DATA EXCERPTS below:

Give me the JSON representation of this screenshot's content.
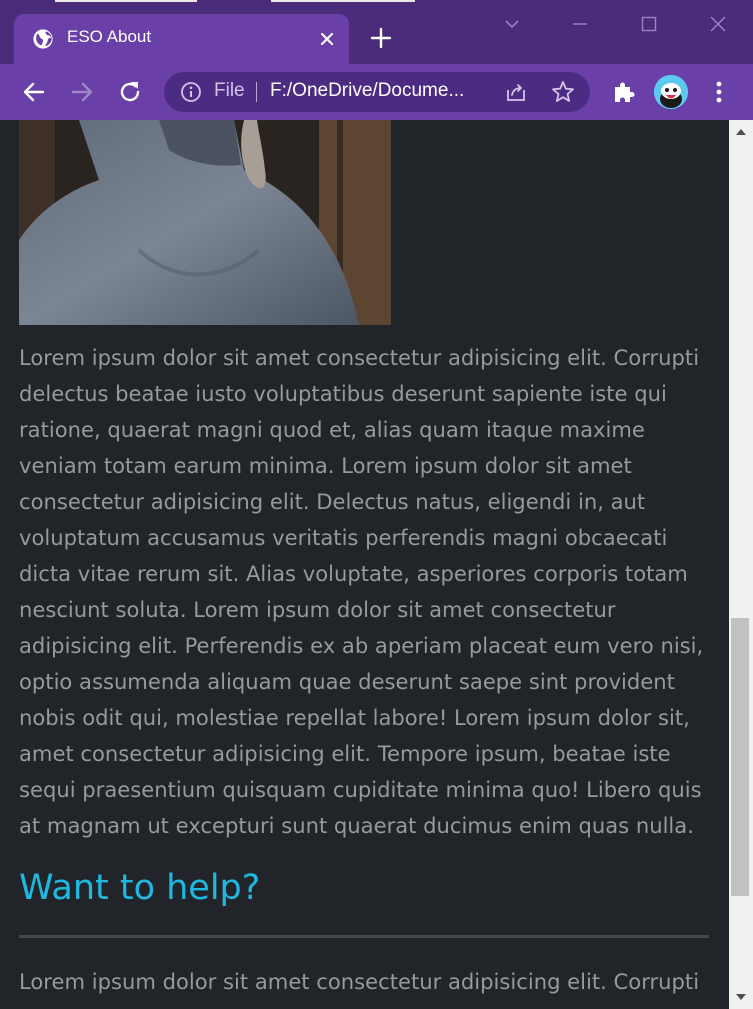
{
  "browser": {
    "tab": {
      "title": "ESO About",
      "icon": "globe-icon"
    },
    "address_bar": {
      "scheme_label": "File",
      "url": "F:/OneDrive/Docume..."
    },
    "colors": {
      "frame": "#4a2c7a",
      "active_tab": "#6a3fa8",
      "omnibox": "#4c2c82"
    }
  },
  "page": {
    "image": {
      "alt": "character portrait"
    },
    "paragraph_1": "Lorem ipsum dolor sit amet consectetur adipisicing elit. Corrupti delectus beatae iusto voluptatibus deserunt sapiente iste qui ratione, quaerat magni quod et, alias quam itaque maxime veniam totam earum minima. Lorem ipsum dolor sit amet consectetur adipisicing elit. Delectus natus, eligendi in, aut voluptatum accusamus veritatis perferendis magni obcaecati dicta vitae rerum sit. Alias voluptate, asperiores corporis totam nesciunt soluta. Lorem ipsum dolor sit amet consectetur adipisicing elit. Perferendis ex ab aperiam placeat eum vero nisi, optio assumenda aliquam quae deserunt saepe sint provident nobis odit qui, molestiae repellat labore! Lorem ipsum dolor sit, amet consectetur adipisicing elit. Tempore ipsum, beatae iste sequi praesentium quisquam cupiditate minima quo! Libero quis at magnam ut excepturi sunt quaerat ducimus enim quas nulla.",
    "heading": "Want to help?",
    "paragraph_2": "Lorem ipsum dolor sit amet consectetur adipisicing elit. Corrupti",
    "colors": {
      "background": "#212529",
      "text": "#959a9f",
      "heading": "#1fb8e0"
    }
  }
}
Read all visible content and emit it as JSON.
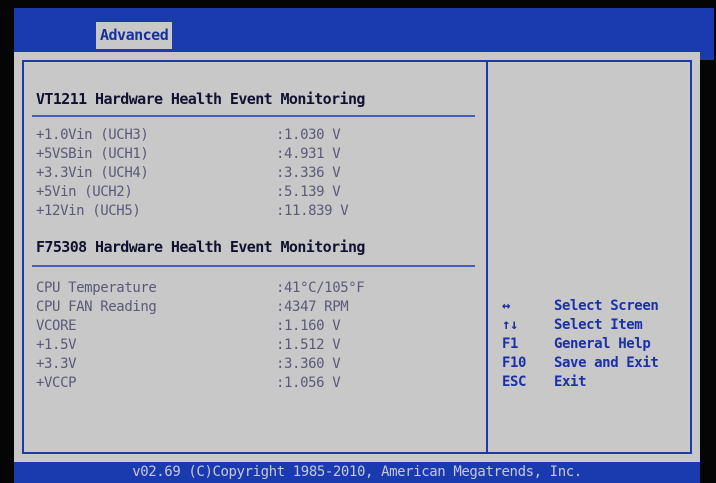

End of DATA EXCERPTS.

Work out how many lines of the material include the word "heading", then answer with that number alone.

# RESULT OF THE EXERCISE:
2